Because there are rarely symptoms of high blood pressure, it's known as 'the silent killer'. In rare cases where the blood pressure is very high, symptoms may include a persistent headache; blurred or double vision; shortness of breath or nosebleeds.

What are the treatments and remedies of High blood pressure?

The first course of treatment for high blood pressure is usually a change to your lifestyle, and your GP may suggest that you increase your exercise; lose any excess weight; cut down on your salt intake and give up smoking. You should be monitored regularly while you're making these changes. If after you've tried the self-help measures your GP suggests your blood pressure is still found to be high, you will be prescribed medication. It can take trial and error and a combination of different drugs before the balance is just right for you. All adults should have their blood pressure checked every five years, so if you haven't had yours checked within that time, make an appointment with your GP or practice nurse.

This guide 

The information in this Bounty A-Z of Family Health is not a substitute for an examination, diagnosis or treatment by a doctor, midwife, health visitor or any other qualified health professional. If in doubt, always speak to a doctor.

Bounty will not be held responsible or liable for any injury, loss, damage, or illness, however this occurs or appears, after using the information given on this website and in particular the A-Z of Family Health.

Further help

For health advice and information 24 hours a day, 365 days a year, the NHS offers call and web services.
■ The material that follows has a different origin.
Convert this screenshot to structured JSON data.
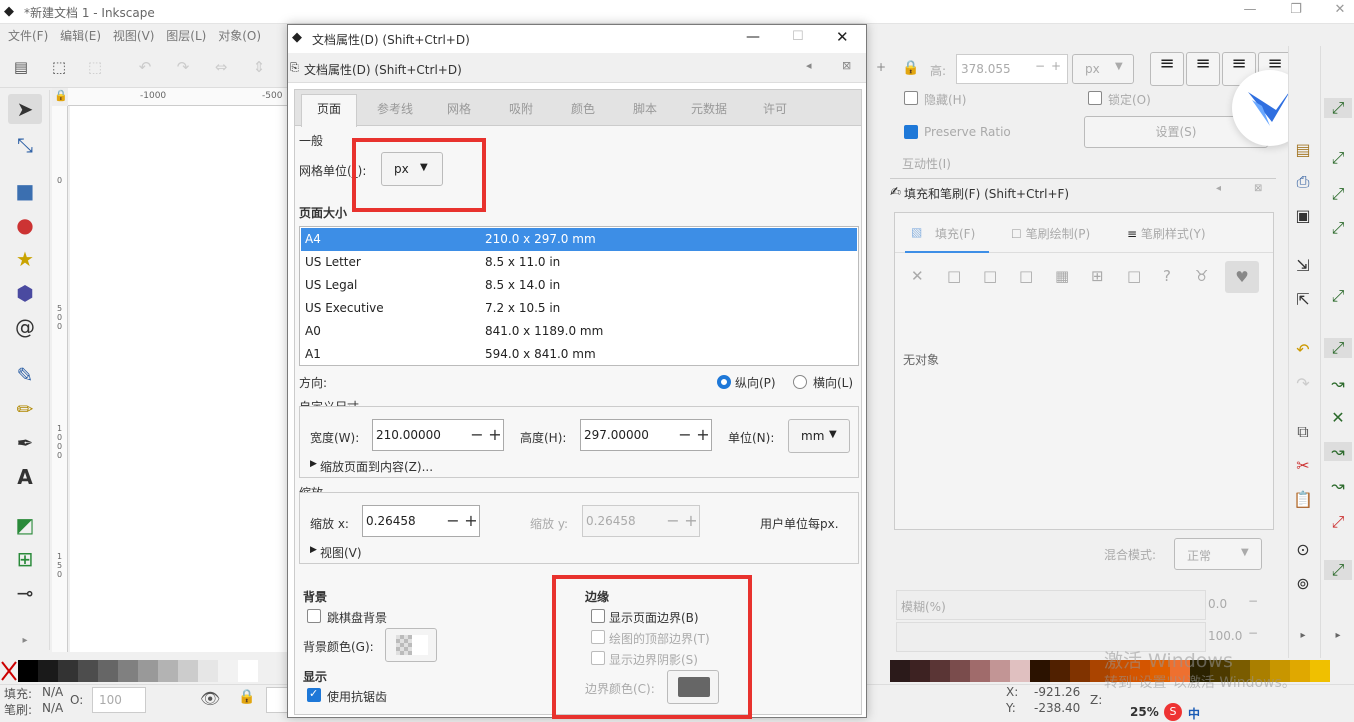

You can also visit NHS websites for services, health information and health news at nhs.uk 

  • England – call 111 from any landline or mobile phone free of charge, or visit nhs.uk 
  • Scotland – call 111 from any landline or mobile phone free of charge, or visit nhs24.com 
  • Wales – call 0845 4647 , or visit nhsdirect.wales.nhs.uk 
  • Northern Ireland – visit hscni.net

 

High blood pressure